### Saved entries
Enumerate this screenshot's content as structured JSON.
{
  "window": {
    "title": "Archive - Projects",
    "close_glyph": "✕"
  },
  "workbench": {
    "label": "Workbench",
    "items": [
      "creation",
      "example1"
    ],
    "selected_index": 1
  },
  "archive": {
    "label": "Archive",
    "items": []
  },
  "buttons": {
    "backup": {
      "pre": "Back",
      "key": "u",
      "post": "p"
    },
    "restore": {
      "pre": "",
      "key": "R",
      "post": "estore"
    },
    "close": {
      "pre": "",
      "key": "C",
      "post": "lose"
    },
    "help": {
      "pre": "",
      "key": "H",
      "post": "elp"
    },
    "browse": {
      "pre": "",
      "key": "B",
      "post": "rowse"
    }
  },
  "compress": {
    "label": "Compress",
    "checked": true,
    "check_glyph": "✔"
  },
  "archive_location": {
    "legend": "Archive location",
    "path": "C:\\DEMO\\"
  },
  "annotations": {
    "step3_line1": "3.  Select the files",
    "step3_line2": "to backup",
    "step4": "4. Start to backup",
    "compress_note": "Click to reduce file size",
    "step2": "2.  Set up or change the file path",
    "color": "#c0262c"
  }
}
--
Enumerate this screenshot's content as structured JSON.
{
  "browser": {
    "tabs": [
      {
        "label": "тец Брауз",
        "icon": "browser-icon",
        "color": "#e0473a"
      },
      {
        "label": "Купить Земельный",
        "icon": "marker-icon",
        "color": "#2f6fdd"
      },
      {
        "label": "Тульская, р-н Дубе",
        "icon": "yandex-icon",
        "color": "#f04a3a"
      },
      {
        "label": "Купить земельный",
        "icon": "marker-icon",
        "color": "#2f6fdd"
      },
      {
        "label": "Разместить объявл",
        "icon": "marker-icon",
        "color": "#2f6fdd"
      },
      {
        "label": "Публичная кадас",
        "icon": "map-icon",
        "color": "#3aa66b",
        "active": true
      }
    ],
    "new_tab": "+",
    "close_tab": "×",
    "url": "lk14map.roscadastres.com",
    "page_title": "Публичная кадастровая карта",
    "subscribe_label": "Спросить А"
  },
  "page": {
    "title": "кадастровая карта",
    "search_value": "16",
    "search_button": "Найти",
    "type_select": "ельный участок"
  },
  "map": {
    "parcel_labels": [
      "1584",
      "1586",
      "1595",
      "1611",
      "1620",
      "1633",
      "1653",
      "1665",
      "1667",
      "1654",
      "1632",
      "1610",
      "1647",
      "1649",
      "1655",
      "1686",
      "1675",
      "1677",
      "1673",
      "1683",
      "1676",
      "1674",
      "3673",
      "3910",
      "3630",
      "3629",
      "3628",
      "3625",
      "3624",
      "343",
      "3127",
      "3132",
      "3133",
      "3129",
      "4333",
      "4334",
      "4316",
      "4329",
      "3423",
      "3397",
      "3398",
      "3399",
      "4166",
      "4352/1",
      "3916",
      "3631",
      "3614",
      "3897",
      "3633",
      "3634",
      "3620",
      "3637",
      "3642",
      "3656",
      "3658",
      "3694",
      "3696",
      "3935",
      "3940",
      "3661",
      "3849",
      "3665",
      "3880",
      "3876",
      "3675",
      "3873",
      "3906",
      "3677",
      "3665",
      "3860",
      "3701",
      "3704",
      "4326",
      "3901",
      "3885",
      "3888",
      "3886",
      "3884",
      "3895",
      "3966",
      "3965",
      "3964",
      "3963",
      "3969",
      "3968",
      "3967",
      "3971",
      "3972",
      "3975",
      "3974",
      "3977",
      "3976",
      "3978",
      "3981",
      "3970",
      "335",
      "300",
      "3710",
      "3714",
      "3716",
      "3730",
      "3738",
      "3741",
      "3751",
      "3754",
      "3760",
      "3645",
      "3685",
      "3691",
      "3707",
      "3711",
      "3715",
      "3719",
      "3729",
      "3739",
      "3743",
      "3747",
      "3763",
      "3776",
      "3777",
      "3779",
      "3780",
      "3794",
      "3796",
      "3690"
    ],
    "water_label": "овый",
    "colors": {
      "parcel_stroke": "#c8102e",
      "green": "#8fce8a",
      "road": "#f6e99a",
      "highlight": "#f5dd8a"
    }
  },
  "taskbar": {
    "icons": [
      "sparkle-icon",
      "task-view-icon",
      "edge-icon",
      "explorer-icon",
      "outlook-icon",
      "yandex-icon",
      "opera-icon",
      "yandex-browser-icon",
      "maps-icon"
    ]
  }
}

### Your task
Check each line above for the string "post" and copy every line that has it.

### Solution to this task
      "post": "p"
      "post": "estore"
      "post": "lose"
      "post": "elp"
      "post": "rowse"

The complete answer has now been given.